Dataset items
-- -- --

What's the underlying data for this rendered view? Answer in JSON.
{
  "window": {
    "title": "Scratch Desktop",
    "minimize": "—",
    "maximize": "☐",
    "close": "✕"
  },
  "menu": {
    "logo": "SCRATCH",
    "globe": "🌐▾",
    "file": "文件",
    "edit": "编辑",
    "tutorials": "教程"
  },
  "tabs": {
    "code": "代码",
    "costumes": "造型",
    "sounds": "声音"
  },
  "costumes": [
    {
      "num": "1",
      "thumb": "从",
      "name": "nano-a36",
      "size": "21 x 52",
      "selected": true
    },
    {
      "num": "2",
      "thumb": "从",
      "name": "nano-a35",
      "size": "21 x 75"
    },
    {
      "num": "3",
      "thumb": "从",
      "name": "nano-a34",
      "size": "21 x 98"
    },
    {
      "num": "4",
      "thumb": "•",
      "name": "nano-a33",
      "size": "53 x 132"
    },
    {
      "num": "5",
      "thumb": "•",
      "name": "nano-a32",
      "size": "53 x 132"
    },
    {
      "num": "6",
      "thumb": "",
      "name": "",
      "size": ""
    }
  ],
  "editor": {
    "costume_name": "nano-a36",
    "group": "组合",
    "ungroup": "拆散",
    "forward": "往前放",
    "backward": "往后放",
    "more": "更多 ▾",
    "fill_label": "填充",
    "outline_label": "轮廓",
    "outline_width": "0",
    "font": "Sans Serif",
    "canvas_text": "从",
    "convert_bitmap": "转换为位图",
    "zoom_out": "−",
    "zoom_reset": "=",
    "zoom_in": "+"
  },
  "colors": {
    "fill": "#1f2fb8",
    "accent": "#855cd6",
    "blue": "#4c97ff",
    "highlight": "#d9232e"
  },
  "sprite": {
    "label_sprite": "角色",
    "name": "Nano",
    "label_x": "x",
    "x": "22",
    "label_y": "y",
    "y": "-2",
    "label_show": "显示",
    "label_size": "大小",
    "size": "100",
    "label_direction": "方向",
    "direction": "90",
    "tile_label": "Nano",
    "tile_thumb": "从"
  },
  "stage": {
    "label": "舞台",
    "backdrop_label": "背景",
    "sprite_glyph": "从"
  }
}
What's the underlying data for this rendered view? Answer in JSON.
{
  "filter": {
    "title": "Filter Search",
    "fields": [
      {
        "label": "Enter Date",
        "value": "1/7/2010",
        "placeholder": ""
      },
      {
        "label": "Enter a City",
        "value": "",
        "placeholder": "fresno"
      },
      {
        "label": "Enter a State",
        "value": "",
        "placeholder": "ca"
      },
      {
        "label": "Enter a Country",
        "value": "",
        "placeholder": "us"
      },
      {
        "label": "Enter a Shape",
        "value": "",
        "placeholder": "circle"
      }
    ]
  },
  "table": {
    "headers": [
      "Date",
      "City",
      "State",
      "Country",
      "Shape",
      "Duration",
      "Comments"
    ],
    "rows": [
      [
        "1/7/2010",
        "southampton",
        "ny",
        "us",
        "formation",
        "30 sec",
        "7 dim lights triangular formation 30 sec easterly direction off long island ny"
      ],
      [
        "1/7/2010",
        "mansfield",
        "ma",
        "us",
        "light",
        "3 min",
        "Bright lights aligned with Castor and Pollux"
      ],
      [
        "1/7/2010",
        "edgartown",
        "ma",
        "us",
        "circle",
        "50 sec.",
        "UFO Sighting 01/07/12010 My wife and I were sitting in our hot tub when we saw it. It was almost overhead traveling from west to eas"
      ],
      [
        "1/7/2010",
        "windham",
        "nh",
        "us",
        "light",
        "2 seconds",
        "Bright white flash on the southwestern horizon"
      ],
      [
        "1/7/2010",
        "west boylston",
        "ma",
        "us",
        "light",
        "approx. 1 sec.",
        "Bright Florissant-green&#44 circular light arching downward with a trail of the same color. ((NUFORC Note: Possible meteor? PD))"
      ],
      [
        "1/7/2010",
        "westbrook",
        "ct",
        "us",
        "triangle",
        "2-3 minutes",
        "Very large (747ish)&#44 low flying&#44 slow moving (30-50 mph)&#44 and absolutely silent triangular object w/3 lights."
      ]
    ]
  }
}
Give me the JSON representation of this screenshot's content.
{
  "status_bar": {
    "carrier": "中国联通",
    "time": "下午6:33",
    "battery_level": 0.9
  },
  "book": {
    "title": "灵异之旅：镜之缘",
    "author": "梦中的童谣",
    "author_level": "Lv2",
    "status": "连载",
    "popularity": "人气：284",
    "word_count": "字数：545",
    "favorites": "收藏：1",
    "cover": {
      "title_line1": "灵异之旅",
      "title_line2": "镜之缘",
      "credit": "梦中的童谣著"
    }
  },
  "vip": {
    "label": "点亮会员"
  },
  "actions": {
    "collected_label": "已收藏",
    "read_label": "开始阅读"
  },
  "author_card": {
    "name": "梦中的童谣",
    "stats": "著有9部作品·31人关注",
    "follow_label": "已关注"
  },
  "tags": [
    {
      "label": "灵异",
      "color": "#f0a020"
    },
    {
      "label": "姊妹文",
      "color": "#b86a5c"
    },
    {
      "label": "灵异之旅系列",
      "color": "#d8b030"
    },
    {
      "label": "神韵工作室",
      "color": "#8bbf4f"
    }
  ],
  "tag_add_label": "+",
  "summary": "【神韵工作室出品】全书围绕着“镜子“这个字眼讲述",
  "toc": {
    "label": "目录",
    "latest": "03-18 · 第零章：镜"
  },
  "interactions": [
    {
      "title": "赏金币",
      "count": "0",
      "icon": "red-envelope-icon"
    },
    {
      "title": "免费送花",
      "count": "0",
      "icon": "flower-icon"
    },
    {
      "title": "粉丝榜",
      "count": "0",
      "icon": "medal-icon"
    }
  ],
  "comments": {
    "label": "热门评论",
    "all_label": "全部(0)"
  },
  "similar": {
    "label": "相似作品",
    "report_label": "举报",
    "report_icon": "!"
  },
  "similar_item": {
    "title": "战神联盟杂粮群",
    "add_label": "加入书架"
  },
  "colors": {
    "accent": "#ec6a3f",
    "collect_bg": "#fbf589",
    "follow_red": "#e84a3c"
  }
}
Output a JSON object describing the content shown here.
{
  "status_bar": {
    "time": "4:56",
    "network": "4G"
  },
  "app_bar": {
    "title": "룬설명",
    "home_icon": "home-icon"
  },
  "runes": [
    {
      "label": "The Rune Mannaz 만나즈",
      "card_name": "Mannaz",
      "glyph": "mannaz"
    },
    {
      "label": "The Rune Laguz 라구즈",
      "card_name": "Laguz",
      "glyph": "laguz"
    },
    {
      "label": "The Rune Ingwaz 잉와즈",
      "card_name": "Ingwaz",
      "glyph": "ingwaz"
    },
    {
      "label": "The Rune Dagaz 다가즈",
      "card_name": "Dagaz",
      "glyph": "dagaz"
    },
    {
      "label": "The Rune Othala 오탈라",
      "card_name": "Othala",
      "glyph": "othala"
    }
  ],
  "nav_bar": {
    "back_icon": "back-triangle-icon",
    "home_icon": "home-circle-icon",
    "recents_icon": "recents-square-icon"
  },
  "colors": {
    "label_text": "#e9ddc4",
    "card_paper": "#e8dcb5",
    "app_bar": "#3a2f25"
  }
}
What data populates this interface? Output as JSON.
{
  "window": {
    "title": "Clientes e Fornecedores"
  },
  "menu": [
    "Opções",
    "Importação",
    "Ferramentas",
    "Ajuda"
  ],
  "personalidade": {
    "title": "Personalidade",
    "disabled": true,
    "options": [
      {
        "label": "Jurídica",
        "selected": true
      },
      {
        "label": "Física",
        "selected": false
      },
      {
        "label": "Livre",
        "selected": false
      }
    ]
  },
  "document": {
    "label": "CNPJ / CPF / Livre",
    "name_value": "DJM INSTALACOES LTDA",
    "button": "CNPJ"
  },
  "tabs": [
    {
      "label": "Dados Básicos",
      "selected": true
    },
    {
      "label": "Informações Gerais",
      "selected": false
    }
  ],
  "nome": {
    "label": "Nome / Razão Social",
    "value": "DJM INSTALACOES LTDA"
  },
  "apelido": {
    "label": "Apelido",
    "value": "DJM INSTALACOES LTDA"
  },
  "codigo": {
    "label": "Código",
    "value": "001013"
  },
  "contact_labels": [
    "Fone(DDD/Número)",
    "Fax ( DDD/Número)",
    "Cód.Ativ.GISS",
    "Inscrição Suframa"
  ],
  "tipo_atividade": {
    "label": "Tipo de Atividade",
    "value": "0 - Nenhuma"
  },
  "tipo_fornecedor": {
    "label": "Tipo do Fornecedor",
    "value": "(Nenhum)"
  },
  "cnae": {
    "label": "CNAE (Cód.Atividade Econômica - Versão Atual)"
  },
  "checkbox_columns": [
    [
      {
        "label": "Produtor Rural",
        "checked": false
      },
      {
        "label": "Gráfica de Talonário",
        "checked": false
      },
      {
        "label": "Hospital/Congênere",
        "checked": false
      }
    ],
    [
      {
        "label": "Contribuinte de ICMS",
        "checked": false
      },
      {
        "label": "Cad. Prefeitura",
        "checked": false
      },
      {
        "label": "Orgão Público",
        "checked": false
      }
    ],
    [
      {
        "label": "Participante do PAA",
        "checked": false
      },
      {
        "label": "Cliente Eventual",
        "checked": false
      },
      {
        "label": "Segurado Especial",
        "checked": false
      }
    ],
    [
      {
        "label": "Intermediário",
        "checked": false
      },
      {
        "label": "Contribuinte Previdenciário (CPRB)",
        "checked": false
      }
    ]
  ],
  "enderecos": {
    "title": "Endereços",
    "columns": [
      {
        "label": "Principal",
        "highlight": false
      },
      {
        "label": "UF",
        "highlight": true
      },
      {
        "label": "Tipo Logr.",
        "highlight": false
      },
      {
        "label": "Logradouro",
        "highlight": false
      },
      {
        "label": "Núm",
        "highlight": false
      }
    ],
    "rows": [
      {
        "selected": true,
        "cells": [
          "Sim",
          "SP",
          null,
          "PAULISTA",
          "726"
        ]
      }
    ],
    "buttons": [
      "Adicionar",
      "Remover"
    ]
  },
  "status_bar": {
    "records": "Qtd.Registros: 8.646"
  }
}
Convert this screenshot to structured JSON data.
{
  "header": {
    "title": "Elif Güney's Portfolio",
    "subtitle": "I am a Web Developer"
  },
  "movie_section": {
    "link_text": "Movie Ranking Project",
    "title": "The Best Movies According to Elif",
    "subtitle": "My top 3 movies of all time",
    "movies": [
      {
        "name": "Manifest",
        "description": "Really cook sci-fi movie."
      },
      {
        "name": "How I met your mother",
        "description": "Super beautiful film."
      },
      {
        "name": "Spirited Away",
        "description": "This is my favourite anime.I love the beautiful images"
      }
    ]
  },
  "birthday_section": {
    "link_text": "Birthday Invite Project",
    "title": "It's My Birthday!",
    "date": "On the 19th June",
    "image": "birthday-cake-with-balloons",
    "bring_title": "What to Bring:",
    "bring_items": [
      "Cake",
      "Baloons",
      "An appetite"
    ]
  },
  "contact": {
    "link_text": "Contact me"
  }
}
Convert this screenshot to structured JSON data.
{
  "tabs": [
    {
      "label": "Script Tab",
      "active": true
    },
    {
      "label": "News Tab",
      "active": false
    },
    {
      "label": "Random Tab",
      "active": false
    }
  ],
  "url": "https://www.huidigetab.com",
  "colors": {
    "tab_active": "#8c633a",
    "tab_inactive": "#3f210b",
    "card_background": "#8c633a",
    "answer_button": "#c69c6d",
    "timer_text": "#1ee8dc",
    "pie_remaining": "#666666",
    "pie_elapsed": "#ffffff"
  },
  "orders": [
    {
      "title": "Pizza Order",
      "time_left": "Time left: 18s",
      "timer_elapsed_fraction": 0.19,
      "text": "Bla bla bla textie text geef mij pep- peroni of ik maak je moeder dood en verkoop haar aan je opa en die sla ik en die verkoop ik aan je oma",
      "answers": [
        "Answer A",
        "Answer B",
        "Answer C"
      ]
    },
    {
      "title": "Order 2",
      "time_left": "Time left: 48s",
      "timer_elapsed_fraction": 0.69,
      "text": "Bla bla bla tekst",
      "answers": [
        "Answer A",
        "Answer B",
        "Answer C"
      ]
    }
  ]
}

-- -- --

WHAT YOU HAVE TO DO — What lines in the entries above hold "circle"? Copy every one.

RESPONSE TO THIS TASK —
        "placeholder": "circle"
        "circle",
    "home_icon": "home-circle-icon",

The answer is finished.